→ **DATA**:
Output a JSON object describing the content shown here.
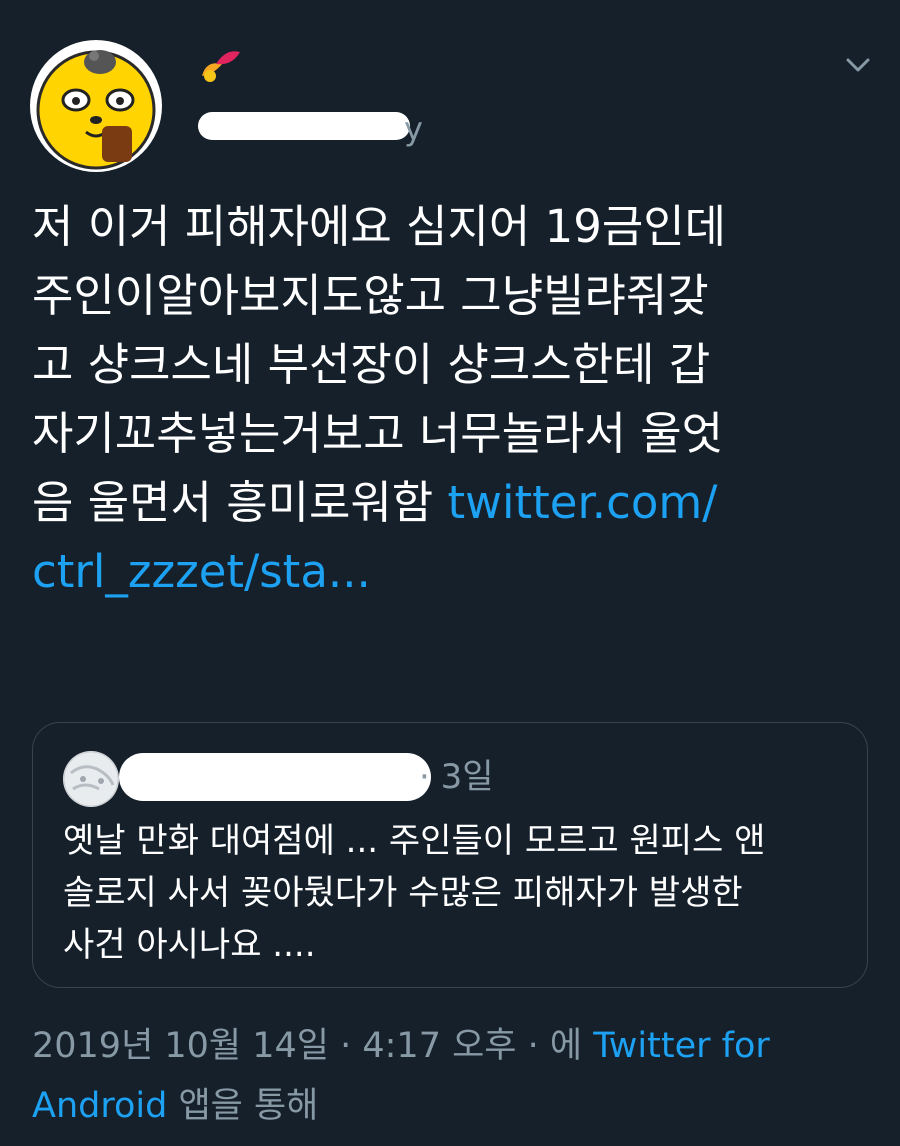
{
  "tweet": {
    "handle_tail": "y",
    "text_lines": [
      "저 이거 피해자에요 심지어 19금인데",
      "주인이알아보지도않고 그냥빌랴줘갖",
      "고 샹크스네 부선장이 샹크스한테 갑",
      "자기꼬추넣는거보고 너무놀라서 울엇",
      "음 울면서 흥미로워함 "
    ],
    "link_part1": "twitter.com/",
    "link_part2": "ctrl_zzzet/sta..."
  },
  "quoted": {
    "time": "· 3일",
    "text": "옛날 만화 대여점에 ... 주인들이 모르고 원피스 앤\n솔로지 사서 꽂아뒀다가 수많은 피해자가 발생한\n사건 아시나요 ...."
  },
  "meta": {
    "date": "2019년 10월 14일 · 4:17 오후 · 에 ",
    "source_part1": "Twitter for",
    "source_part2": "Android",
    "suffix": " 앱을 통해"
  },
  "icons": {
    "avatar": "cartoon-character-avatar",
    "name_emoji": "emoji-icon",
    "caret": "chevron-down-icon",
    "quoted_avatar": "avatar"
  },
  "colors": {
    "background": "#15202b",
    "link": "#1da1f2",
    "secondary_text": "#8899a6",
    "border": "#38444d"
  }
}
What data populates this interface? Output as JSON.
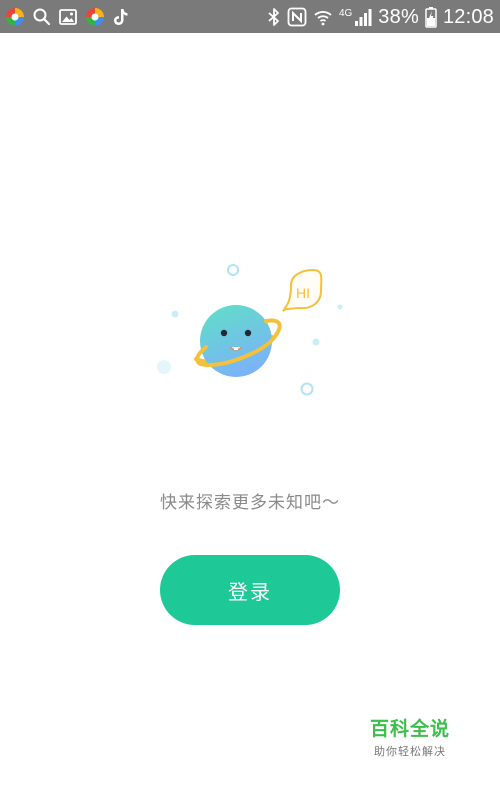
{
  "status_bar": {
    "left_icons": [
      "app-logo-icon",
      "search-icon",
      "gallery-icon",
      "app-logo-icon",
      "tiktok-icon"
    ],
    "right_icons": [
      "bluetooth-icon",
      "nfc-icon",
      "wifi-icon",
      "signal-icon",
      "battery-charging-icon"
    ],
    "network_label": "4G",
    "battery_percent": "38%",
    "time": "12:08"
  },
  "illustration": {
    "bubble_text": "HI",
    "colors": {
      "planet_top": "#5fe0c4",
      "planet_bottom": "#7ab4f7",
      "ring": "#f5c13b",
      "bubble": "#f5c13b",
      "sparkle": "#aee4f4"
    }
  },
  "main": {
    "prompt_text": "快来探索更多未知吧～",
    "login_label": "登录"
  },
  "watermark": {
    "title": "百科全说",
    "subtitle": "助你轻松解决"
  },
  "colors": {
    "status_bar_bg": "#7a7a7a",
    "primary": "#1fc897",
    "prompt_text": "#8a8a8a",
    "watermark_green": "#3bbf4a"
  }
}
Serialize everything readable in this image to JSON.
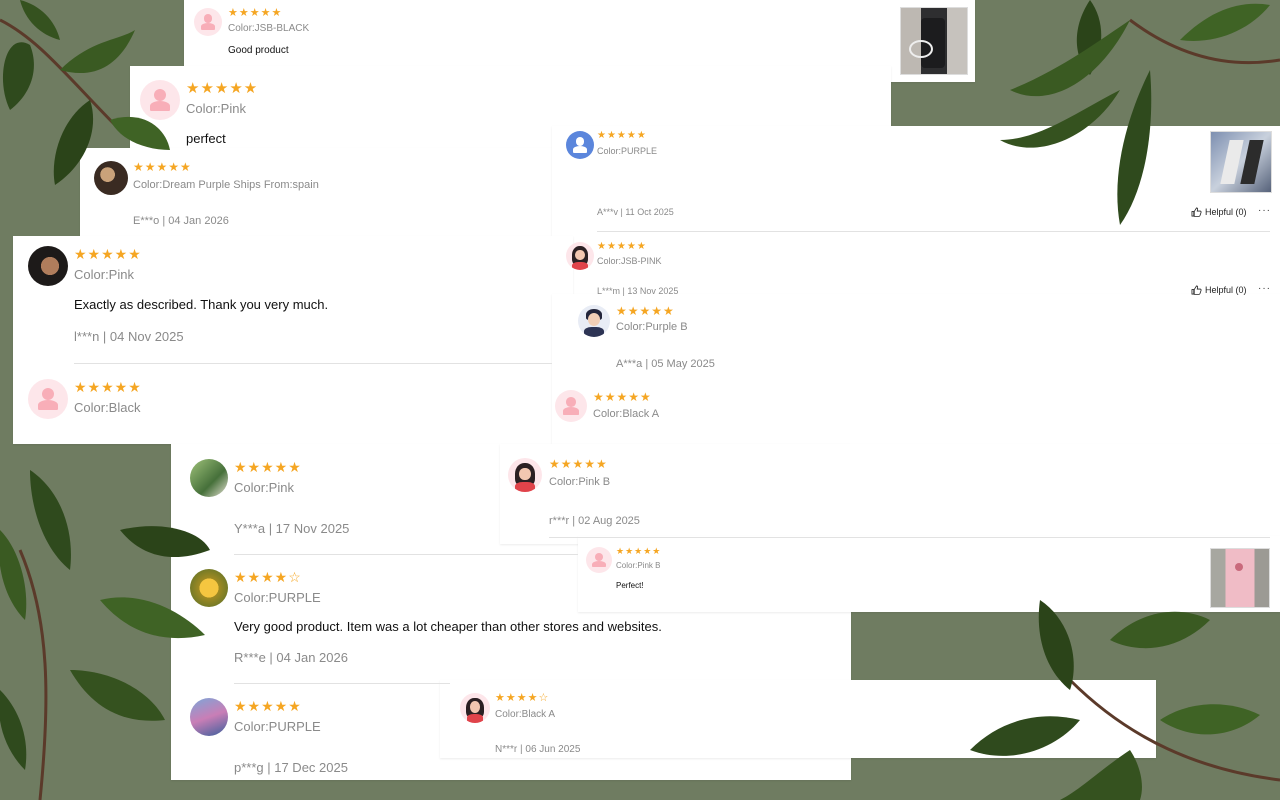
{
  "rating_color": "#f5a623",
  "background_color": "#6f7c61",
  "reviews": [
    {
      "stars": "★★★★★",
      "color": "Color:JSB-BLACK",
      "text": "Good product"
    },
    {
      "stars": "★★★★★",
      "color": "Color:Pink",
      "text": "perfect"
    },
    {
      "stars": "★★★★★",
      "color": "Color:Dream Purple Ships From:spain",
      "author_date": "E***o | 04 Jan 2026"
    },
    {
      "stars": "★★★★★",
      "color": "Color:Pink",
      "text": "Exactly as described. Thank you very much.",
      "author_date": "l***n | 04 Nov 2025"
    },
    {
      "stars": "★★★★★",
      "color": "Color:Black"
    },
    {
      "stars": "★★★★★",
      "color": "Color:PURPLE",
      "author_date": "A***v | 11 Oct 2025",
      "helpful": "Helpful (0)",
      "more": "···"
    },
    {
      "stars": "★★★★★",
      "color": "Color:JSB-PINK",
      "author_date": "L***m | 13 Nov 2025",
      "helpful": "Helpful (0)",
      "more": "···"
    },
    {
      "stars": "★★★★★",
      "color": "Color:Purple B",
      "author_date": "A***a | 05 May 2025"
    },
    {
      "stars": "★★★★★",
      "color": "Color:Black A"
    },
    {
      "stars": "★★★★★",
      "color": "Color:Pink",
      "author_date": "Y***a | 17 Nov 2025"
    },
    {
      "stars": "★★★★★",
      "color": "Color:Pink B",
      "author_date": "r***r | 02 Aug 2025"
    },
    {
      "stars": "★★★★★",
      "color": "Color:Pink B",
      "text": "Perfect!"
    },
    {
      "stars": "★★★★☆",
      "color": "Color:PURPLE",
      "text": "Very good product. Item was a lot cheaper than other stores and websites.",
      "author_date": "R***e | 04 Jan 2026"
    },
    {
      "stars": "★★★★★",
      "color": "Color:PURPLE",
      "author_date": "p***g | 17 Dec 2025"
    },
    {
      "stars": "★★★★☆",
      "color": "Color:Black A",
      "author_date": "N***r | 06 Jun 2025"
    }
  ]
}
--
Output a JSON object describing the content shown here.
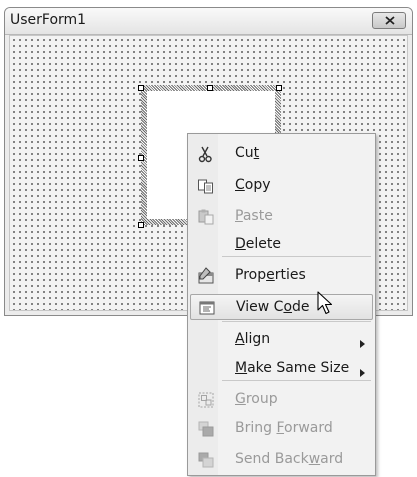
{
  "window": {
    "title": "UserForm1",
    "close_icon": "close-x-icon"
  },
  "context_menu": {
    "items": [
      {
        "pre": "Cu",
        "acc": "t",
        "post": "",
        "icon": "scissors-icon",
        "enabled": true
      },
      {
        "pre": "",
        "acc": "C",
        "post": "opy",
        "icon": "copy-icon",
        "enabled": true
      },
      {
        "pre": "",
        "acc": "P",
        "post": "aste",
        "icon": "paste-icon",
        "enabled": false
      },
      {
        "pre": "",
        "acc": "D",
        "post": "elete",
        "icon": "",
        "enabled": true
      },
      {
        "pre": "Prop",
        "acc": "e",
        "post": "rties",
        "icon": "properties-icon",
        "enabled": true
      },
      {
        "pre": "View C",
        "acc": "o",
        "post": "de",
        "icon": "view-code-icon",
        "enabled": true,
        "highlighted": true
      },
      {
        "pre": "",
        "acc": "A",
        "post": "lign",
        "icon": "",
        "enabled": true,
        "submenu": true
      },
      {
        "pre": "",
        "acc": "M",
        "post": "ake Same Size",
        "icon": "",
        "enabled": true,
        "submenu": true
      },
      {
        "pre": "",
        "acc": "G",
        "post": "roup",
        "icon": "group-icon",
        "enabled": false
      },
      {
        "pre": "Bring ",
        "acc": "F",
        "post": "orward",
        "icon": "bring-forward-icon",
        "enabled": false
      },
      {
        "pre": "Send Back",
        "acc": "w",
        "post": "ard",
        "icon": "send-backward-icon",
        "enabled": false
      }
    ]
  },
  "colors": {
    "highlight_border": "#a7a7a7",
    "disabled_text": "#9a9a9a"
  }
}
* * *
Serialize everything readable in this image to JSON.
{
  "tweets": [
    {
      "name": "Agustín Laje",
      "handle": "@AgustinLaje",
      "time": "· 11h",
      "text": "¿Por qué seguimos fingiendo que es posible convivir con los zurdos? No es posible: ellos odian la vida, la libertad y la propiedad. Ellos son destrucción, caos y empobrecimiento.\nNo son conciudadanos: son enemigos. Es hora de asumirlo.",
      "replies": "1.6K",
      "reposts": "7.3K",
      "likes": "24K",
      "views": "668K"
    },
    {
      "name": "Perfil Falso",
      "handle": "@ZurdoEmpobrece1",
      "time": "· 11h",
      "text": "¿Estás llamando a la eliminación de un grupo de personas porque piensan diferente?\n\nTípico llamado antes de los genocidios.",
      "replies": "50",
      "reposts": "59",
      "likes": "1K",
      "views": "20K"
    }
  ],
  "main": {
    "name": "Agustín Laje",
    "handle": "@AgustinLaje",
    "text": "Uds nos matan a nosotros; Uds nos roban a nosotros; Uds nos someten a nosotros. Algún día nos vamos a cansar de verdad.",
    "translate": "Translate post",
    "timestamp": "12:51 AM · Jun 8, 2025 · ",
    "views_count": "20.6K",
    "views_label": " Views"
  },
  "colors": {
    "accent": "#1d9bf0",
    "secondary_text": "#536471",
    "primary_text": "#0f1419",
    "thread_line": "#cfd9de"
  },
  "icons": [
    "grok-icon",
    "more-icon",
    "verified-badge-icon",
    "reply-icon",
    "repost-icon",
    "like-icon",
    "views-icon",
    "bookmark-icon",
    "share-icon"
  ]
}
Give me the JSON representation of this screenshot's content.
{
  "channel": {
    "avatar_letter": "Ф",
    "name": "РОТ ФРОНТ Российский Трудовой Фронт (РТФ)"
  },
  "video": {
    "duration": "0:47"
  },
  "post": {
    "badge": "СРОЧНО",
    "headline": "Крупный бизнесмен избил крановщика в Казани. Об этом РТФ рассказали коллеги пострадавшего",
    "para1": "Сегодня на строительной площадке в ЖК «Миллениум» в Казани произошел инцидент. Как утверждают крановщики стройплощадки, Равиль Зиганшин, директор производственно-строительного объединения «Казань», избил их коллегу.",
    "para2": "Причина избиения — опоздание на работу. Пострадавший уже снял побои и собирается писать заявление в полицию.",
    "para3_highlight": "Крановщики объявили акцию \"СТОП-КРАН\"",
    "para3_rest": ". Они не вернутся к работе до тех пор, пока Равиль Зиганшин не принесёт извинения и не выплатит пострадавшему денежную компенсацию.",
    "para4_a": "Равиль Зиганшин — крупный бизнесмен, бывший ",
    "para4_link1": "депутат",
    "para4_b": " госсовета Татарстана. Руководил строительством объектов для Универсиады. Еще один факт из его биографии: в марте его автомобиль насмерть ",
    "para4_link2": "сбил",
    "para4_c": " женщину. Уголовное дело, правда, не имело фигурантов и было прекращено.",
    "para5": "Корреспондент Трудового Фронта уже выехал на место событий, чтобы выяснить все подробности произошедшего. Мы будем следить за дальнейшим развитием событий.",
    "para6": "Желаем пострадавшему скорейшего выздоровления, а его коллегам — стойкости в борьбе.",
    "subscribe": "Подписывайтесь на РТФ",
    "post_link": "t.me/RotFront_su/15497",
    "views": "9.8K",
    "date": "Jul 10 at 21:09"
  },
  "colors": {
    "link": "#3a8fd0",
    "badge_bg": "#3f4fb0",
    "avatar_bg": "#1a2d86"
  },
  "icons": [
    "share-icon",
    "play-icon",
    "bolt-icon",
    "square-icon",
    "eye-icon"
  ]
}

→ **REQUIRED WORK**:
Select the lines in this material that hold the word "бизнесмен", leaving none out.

→ **RESULT FOR THIS TASK**:
    "headline": "Крупный бизнесмен избил крановщика в Казани. Об этом РТФ рассказали коллеги пострадавшего",
    "para4_a": "Равиль Зиганшин — крупный бизнесмен, бывший ",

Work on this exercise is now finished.